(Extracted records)
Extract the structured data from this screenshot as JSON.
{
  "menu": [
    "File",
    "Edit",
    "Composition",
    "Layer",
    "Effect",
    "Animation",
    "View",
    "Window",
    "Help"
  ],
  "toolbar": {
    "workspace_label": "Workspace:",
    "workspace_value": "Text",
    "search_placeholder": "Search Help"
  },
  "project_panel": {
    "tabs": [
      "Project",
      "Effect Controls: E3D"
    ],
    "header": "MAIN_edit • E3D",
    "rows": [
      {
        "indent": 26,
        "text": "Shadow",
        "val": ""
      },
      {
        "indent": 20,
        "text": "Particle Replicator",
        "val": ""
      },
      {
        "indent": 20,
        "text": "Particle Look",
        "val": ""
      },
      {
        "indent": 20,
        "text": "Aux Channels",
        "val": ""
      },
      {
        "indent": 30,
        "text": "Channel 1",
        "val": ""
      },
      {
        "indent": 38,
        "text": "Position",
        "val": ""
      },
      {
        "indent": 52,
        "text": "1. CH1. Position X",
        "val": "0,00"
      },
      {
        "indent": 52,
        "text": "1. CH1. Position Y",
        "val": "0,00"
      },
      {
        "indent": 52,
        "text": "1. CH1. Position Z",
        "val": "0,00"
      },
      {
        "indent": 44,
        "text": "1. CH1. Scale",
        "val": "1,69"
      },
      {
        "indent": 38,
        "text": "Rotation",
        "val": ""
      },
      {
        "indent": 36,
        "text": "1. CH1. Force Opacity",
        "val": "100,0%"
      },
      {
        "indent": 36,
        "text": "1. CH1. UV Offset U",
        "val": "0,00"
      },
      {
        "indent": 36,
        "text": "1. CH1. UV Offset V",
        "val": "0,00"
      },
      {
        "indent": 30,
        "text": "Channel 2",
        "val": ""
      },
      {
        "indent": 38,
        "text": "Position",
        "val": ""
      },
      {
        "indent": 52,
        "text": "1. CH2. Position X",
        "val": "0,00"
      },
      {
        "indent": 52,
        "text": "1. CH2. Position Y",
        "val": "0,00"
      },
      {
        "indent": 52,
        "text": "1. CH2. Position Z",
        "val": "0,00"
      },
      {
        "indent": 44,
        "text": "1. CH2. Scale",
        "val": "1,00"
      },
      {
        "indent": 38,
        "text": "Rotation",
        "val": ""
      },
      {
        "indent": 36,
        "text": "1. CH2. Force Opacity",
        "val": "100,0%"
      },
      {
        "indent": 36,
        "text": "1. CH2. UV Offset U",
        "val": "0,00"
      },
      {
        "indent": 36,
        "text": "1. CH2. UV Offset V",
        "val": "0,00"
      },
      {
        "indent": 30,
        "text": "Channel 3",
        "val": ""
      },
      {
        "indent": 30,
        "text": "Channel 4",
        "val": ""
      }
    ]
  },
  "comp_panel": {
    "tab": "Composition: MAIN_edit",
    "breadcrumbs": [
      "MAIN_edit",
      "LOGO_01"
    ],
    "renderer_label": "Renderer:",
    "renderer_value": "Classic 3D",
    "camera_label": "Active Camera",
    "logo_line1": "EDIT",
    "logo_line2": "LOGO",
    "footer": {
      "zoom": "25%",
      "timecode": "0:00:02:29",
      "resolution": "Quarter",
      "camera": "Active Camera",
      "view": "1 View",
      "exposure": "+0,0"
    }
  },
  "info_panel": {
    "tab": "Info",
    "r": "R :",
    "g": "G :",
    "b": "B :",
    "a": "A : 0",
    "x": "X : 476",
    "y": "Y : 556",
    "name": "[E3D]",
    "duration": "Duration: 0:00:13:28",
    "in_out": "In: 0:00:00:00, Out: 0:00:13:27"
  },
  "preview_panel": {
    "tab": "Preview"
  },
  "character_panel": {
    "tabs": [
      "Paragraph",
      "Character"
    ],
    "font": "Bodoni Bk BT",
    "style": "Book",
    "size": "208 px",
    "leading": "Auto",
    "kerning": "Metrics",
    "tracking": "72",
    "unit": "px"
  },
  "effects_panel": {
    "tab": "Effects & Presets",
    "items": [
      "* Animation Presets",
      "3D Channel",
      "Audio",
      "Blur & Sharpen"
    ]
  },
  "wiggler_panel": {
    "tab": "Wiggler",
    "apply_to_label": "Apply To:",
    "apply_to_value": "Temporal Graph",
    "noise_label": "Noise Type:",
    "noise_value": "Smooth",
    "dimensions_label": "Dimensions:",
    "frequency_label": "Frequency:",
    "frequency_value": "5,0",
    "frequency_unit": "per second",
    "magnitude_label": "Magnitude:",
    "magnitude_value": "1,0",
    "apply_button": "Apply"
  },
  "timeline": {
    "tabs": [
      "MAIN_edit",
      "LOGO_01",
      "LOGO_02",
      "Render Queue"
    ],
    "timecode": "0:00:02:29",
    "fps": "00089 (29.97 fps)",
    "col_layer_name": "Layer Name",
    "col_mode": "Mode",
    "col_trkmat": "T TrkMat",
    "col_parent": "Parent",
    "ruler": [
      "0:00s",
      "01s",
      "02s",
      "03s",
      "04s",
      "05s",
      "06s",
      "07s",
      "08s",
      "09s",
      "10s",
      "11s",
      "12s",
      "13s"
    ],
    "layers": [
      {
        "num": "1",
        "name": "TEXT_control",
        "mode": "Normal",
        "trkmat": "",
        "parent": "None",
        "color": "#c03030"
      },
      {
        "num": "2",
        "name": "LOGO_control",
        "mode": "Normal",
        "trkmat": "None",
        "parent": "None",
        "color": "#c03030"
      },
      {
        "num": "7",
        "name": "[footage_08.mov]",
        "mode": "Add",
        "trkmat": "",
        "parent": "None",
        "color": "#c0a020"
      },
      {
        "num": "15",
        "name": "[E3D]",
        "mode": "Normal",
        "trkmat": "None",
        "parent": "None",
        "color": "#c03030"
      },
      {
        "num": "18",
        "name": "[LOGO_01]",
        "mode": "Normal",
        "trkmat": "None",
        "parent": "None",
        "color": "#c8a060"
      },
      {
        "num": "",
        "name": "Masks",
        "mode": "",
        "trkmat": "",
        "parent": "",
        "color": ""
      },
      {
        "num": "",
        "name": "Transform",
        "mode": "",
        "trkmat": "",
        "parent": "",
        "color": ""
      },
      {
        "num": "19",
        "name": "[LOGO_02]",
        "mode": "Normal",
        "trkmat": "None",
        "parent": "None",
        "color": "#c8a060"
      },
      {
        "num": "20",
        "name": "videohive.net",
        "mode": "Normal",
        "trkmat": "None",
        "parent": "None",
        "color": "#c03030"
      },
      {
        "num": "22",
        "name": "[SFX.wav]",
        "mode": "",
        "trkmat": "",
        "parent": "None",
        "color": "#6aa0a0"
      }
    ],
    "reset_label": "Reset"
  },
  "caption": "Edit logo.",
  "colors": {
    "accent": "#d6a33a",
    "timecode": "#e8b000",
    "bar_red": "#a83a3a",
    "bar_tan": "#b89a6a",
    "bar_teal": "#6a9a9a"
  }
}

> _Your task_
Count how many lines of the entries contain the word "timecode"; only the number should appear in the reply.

> _Result of the task_
3